# Different logic levels on single input

I have a circuit that has about a 1V input that gets boosted to 3.3V.

To enable the boost converter IC, a switch is pressed which causes the enable signal [EN] of the converter to go high (and stay high, there is more circuitry to latch the signal that is not shown).

After this, I'd like to be able to sample the push button presses with a microcontroller [SW_IN], but the 1V logic level is too low; it needs to be around 3.3V, the boosted voltage.

simulate this circuit – Schematic created using CircuitLab

I am considering just putting a diode at the output of V1 to prevent any back feeding, but I am a little worried about the signal integrity due to forward voltage drop.

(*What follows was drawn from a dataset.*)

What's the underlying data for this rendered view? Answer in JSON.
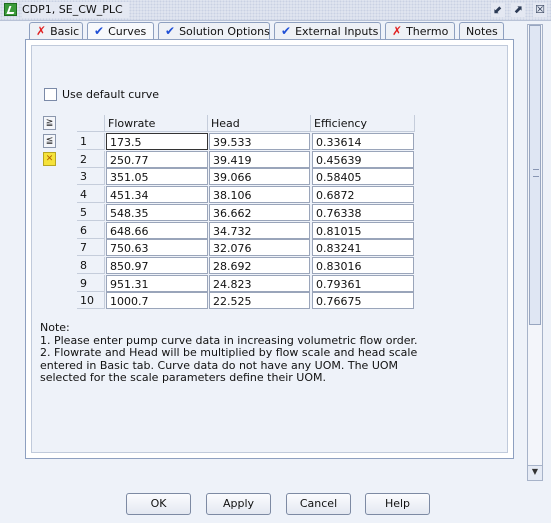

The minimum enable voltage for my boost controller is 0.8V, so I'd have to get a pretty low voltage drop diode and am wondering if there's a better solution.

simulate this circuit

I also considered a tri-state buffer where the boosted voltage turns off V1 and is connected to the switch input.

simulate this circuit

I'd like the solution to be as inexpensive as possible, so I'm wondering what the optimal and simplest solution would be and if there's options I'm missing.

• Reading this I am completely confused about what you are trying to achieve, after the first diagram. You want to use the same switch that turns on the 3V3 regulator to be readable by the microcontroller? Is that the issue? – danmcb Jun 30 '18 at 14:13
• Yes, that's correct. Is there a way I can clarify that in my diagram or explanation? – BTPankow Jun 30 '18 at 14:56
• Possible duplicate of electronics.stackexchange.com/questions/382486/… – Elliot Alderson Jun 30 '18 at 18:59
• Don't you have an analog input or comparator input on your microcontroller? – Dorian Jul 3 '18 at 15:58

## 2 Answers

simulate this circuit – Schematic created using CircuitLab

Figure 1. An innocent bystander's interpretation of the question.

It seems that you are trying to describe something as shown in Figure 1. If you can clarify in your question we can proceed from there.

simulate this circuit

Figure 2. A possible solution.

If V1 is high enough to turn on Q1 then the circuit of Figure 2 might suffice. The switch logic will be inverted but this should be easily handled in software.

• Yes, Figure 1 is a good way of showing what I'm describing. I'm going to edit my schematics to clarify that. Also, your solution is very helpful to me as well. I was stuck thinking I somehow needed both voltages on the same input, but it makes sense just to use a transistor with a low turn on voltage. – BTPankow Jun 30 '18 at 19:10
• Try it out and see if it works. I recommend that you unaccept my answer for a day or two to encourage others to answer. You may get other, better answers. – Transistor Jun 30 '18 at 19:22
• Okay, that makes sense; I'll unaccept for now and do some testing with this. – BTPankow Jun 30 '18 at 19:42
• Looks great. +1. I think I will add another answer that doesn't invert the sense. Worth a look, anyway. Just a supplementary answer to yours. Not a replacement. – jonk Jul 1 '18 at 4:51

You can avoid the inverted sense in the software using the following schematic:

simulate this circuit – Schematic created using CircuitLab

The above keeps the sense of the switch.

When the switch is open, the emitter of $Q_1$ is pulled down by $R_1$, causing the collector of $Q_1$ to also be pulled down towards ground. The emitter voltage will be about $1\:\text{v}-V_\text{BE}\approx 300\:\text{mV}$. So the collector will be about the same, or perhaps $400\:\text{mV}$. This should be well below the input threshold of $SW_\text{IN}$ for a LOW result.

The main criteria here is that $R_2 \ge R_1\frac{3.3\:\text{V}-800\:\text{mV}}{1\:\text{V}-V_\text{BE}}$. So plug in your value for $R_1$ and work out the value for $R_2$, if you like. (The value for $800\:\text{mV}$ comes from whatever you find in the datasheet for your MCU as the worst case LOW voltage value.)

When the switch is closed, the emitter of $Q_1$ is at $1\:\text{V}$ and $Q_1$ is therefore off. So, then $R_2$ pulls the input up to the $3.3\:\text{V}$ rail.

That's it, really. This keeps the sense the same (HIGH IN = HIGH OUT), etc. (It even has one fewer part than Transistor suggested.)

I'd recommend adding a small base resistor for $Q_1$. Something on the order of $220\:\Omega$ to perhaps $1\:\text{k}\Omega$. But the above schematic is simpler to explain and probably will work okay for your needs.

• @BTP: Despite my username, transistor theory isn't actually my strong point and jonk is much better at it (as well as doing MathJAX instead of sleeping). This is a common base configuration and although common emitter is much more, um, common it would be worth your while studying this and understanding jonk's maths - if you don't already. – Transistor Jul 1 '18 at 8:35